Sounds great! I’d like to do that now! But it is my mom’s home, her pride and joy, and I think a very real reason she is still ambulatory, I think it provides her a sense of purpose. So, out of respect for her, I don’t want to force any issues. Tensions are rising, though; an air of martyrdom has developed relating to her “having to clean the house”. The house is as clean as it’s going to get for the impending company. We just need to stuff all the shopping lists, catalogs, and scraps of newspapers into one of the drawers, cupboards or closets. The carpet couldn’t be much cleaner, the windows most definitely are not capable of becoming any cleaner. I could offer to mop the floors, I have no problem with that. But, I really, really doubt that my mom’s twin sister and her husband, who are failing in sight, are going to notice that the floors aren’t waxed. Personally, I think it’s borderline criminal to wax floors when ninety-year-old people are going to be walking on them!
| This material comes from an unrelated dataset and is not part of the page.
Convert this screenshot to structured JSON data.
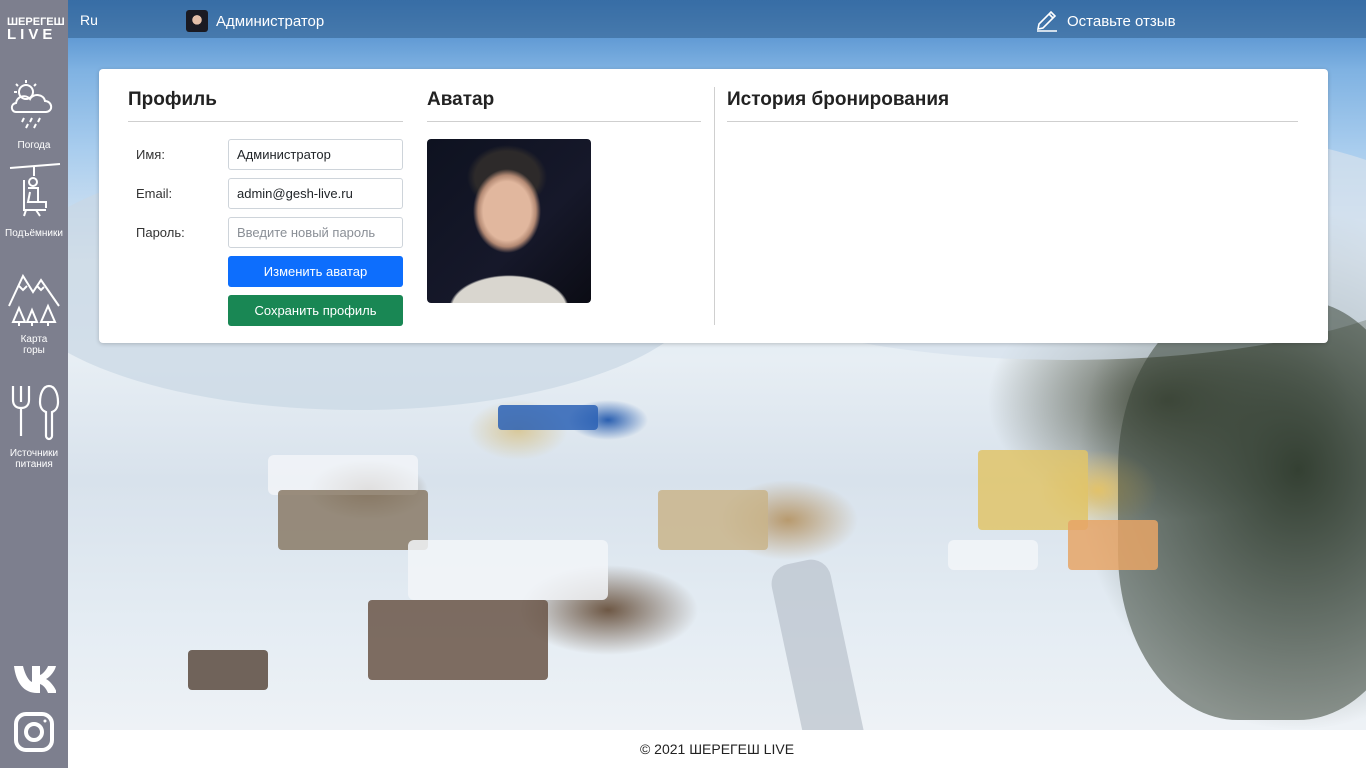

So, with that, I suppose I’d better head home and get to mopping. It’s Friday night and I’ve been working hard all week. I’m ready to relax with a glass of wine and a good book before getting a good night’s rest before a very long training run very early tomorrow. Is it bad I have plans other than vacuuming, mopping, dusting and washing windows tomorrow? The dirt, real or imagined, will wait. I’m no slave.